# [YOUR ASSIGNMENT]
Each record should be set down again so that it matches the original exactly.

# # # # #

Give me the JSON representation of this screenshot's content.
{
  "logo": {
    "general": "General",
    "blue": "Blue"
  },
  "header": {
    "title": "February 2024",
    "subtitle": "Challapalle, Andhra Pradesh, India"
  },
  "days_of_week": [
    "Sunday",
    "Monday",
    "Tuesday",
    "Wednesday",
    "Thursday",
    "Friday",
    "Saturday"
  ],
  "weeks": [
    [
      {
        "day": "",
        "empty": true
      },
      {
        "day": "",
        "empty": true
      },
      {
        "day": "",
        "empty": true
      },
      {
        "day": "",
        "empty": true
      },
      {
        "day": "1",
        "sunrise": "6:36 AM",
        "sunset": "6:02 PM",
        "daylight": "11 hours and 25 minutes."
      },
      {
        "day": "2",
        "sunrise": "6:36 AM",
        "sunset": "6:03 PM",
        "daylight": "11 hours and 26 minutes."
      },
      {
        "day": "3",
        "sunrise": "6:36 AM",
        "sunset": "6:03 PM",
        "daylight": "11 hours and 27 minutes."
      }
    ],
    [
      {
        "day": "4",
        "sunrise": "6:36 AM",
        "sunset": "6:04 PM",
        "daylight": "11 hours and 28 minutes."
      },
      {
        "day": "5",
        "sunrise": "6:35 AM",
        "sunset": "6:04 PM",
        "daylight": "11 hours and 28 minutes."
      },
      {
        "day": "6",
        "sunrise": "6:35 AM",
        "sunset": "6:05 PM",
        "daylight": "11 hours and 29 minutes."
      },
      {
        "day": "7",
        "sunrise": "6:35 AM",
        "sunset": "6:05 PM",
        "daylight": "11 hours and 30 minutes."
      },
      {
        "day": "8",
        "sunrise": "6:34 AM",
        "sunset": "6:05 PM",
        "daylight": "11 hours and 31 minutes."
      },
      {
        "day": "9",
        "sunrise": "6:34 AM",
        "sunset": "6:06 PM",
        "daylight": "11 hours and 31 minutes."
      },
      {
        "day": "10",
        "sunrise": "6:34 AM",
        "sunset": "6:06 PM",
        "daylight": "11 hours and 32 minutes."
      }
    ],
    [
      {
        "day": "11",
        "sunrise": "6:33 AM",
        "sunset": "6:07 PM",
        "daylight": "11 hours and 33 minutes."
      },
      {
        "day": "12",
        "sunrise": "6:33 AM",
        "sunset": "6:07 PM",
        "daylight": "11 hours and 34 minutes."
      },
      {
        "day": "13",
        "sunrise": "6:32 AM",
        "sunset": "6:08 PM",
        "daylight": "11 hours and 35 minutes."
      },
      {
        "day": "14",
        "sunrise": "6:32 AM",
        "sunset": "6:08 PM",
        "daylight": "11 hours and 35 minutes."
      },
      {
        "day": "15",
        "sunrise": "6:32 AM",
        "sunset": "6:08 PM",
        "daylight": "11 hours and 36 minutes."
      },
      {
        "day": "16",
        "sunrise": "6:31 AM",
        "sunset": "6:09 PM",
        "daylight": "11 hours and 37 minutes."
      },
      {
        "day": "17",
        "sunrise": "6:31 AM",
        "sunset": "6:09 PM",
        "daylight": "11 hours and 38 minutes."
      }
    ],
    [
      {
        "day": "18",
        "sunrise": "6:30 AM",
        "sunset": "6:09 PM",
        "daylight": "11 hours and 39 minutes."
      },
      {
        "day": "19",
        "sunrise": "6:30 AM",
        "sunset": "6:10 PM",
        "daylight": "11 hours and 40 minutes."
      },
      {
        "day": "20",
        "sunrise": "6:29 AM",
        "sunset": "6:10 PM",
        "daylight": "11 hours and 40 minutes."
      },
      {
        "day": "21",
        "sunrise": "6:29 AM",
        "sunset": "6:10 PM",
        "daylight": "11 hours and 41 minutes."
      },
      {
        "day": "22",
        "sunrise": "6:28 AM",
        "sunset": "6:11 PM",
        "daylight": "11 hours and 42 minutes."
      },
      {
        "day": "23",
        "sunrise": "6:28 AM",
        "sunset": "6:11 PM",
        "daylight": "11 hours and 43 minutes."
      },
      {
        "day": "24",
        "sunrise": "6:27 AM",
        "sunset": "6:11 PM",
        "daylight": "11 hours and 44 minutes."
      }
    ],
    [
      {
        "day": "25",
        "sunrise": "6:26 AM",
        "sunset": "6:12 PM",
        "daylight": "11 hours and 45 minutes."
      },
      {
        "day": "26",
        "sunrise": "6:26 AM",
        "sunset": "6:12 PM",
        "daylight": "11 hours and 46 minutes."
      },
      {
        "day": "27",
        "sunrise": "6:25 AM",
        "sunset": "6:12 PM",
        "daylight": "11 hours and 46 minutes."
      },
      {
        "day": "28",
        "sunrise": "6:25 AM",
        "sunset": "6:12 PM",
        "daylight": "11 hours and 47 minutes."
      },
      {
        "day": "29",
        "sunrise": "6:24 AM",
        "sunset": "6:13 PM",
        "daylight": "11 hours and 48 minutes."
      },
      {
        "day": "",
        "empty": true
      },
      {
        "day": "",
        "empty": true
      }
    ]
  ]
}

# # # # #

# [EXPECTED OUTPUT]
Give me the JSON representation of this screenshot's content.
{
  "logo": {
    "general": "General",
    "blue": "Blue"
  },
  "header": {
    "title": "February 2024",
    "subtitle": "Challapalle, Andhra Pradesh, India"
  },
  "days_of_week": [
    "Sunday",
    "Monday",
    "Tuesday",
    "Wednesday",
    "Thursday",
    "Friday",
    "Saturday"
  ],
  "weeks": [
    [
      {
        "day": "",
        "empty": true
      },
      {
        "day": "",
        "empty": true
      },
      {
        "day": "",
        "empty": true
      },
      {
        "day": "",
        "empty": true
      },
      {
        "day": "1",
        "sunrise": "6:36 AM",
        "sunset": "6:02 PM",
        "daylight": "11 hours and 25 minutes."
      },
      {
        "day": "2",
        "sunrise": "6:36 AM",
        "sunset": "6:03 PM",
        "daylight": "11 hours and 26 minutes."
      },
      {
        "day": "3",
        "sunrise": "6:36 AM",
        "sunset": "6:03 PM",
        "daylight": "11 hours and 27 minutes."
      }
    ],
    [
      {
        "day": "4",
        "sunrise": "6:36 AM",
        "sunset": "6:04 PM",
        "daylight": "11 hours and 28 minutes."
      },
      {
        "day": "5",
        "sunrise": "6:35 AM",
        "sunset": "6:04 PM",
        "daylight": "11 hours and 28 minutes."
      },
      {
        "day": "6",
        "sunrise": "6:35 AM",
        "sunset": "6:05 PM",
        "daylight": "11 hours and 29 minutes."
      },
      {
        "day": "7",
        "sunrise": "6:35 AM",
        "sunset": "6:05 PM",
        "daylight": "11 hours and 30 minutes."
      },
      {
        "day": "8",
        "sunrise": "6:34 AM",
        "sunset": "6:05 PM",
        "daylight": "11 hours and 31 minutes."
      },
      {
        "day": "9",
        "sunrise": "6:34 AM",
        "sunset": "6:06 PM",
        "daylight": "11 hours and 31 minutes."
      },
      {
        "day": "10",
        "sunrise": "6:34 AM",
        "sunset": "6:06 PM",
        "daylight": "11 hours and 32 minutes."
      }
    ],
    [
      {
        "day": "11",
        "sunrise": "6:33 AM",
        "sunset": "6:07 PM",
        "daylight": "11 hours and 33 minutes."
      },
      {
        "day": "12",
        "sunrise": "6:33 AM",
        "sunset": "6:07 PM",
        "daylight": "11 hours and 34 minutes."
      },
      {
        "day": "13",
        "sunrise": "6:32 AM",
        "sunset": "6:08 PM",
        "daylight": "11 hours and 35 minutes."
      },
      {
        "day": "14",
        "sunrise": "6:32 AM",
        "sunset": "6:08 PM",
        "daylight": "11 hours and 35 minutes."
      },
      {
        "day": "15",
        "sunrise": "6:32 AM",
        "sunset": "6:08 PM",
        "daylight": "11 hours and 36 minutes."
      },
      {
        "day": "16",
        "sunrise": "6:31 AM",
        "sunset": "6:09 PM",
        "daylight": "11 hours and 37 minutes."
      },
      {
        "day": "17",
        "sunrise": "6:31 AM",
        "sunset": "6:09 PM",
        "daylight": "11 hours and 38 minutes."
      }
    ],
    [
      {
        "day": "18",
        "sunrise": "6:30 AM",
        "sunset": "6:09 PM",
        "daylight": "11 hours and 39 minutes."
      },
      {
        "day": "19",
        "sunrise": "6:30 AM",
        "sunset": "6:10 PM",
        "daylight": "11 hours and 40 minutes."
      },
      {
        "day": "20",
        "sunrise": "6:29 AM",
        "sunset": "6:10 PM",
        "daylight": "11 hours and 40 minutes."
      },
      {
        "day": "21",
        "sunrise": "6:29 AM",
        "sunset": "6:10 PM",
        "daylight": "11 hours and 41 minutes."
      },
      {
        "day": "22",
        "sunrise": "6:28 AM",
        "sunset": "6:11 PM",
        "daylight": "11 hours and 42 minutes."
      },
      {
        "day": "23",
        "sunrise": "6:28 AM",
        "sunset": "6:11 PM",
        "daylight": "11 hours and 43 minutes."
      },
      {
        "day": "24",
        "sunrise": "6:27 AM",
        "sunset": "6:11 PM",
        "daylight": "11 hours and 44 minutes."
      }
    ],
    [
      {
        "day": "25",
        "sunrise": "6:26 AM",
        "sunset": "6:12 PM",
        "daylight": "11 hours and 45 minutes."
      },
      {
        "day": "26",
        "sunrise": "6:26 AM",
        "sunset": "6:12 PM",
        "daylight": "11 hours and 46 minutes."
      },
      {
        "day": "27",
        "sunrise": "6:25 AM",
        "sunset": "6:12 PM",
        "daylight": "11 hours and 46 minutes."
      },
      {
        "day": "28",
        "sunrise": "6:25 AM",
        "sunset": "6:12 PM",
        "daylight": "11 hours and 47 minutes."
      },
      {
        "day": "29",
        "sunrise": "6:24 AM",
        "sunset": "6:13 PM",
        "daylight": "11 hours and 48 minutes."
      },
      {
        "day": "",
        "empty": true
      },
      {
        "day": "",
        "empty": true
      }
    ]
  ]
}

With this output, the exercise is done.